Last Monday the Office of Inspector General of Health & Human Services posted a hair-raising report. “Questionable Billing for Medicaid Pediatric Services in California” raises alarming questions about the billing practices and service quality of some of that state’s dentists—especially those working for dental chains.
The report spotlights 329 dentists and six orthodontists who billed California Medicaid improbably large amounts—amounts so large as to suggest that the practitioners were either billing for services not performed or performing unnecessary services on vast numbers of children.
Overall, California dentists average 24 Medicaid pediatric services a day, but the OIG found that 229 of them claimed nearly three times that number. Two of them claimed 500 services a day—one of them 862. One claimed over 1,000 services on each of 97 days. On one day he claimed 1,658—or 70 times the average for all dentists. The report observes that even if each of those services took only five minutes, the dentist put in a 138-hour day–a pretty long day by anyone’s standard.
Perhaps most troubling finding is the number of services claimed for individual children. One dentist, for example, claimed to have performed 11 baby root canals on a single 4-year-old. Six dentists reported baby root canals on over half the children they saw—one on 68%.

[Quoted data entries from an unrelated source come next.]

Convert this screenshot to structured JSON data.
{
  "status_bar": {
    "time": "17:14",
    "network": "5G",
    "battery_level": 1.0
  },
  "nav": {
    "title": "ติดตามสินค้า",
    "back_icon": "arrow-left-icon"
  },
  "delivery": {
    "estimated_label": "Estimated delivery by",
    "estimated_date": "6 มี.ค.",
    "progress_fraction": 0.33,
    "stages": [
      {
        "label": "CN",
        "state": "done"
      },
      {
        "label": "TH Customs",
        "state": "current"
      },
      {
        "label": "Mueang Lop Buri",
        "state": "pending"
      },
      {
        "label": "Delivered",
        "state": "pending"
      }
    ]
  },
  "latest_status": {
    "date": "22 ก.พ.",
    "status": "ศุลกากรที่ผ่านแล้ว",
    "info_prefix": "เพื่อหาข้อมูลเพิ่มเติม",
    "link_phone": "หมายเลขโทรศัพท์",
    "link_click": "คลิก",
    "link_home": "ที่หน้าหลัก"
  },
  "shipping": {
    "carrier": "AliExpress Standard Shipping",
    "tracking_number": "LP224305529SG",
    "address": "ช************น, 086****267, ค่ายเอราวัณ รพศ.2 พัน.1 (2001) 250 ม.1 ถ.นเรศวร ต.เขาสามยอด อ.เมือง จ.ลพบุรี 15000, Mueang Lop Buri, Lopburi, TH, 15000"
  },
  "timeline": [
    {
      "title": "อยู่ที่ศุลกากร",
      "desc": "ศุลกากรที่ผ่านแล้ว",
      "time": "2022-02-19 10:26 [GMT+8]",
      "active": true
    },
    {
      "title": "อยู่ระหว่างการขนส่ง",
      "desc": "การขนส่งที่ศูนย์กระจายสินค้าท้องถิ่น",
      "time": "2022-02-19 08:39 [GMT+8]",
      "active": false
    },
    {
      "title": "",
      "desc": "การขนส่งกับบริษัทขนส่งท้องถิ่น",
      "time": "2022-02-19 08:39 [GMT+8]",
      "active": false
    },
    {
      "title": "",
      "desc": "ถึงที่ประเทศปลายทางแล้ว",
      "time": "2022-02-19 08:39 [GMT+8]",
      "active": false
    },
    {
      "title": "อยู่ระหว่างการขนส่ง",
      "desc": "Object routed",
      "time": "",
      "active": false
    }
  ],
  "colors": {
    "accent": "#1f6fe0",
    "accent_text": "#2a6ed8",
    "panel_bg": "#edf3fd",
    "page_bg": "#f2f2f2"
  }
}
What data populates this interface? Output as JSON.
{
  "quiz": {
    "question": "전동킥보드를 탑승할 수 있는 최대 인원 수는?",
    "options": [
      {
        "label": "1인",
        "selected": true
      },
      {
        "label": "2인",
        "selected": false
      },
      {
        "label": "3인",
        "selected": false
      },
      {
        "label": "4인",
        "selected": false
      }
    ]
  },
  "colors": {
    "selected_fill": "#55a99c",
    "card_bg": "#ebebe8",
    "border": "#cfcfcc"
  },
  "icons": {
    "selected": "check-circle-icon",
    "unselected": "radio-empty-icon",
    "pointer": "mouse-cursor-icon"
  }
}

A reader comes away from the report hoping that the dentists didn’t actually perform the reported services, because fraudulent billing is a lesser sin than subjecting innocent children to unnecessary dental work.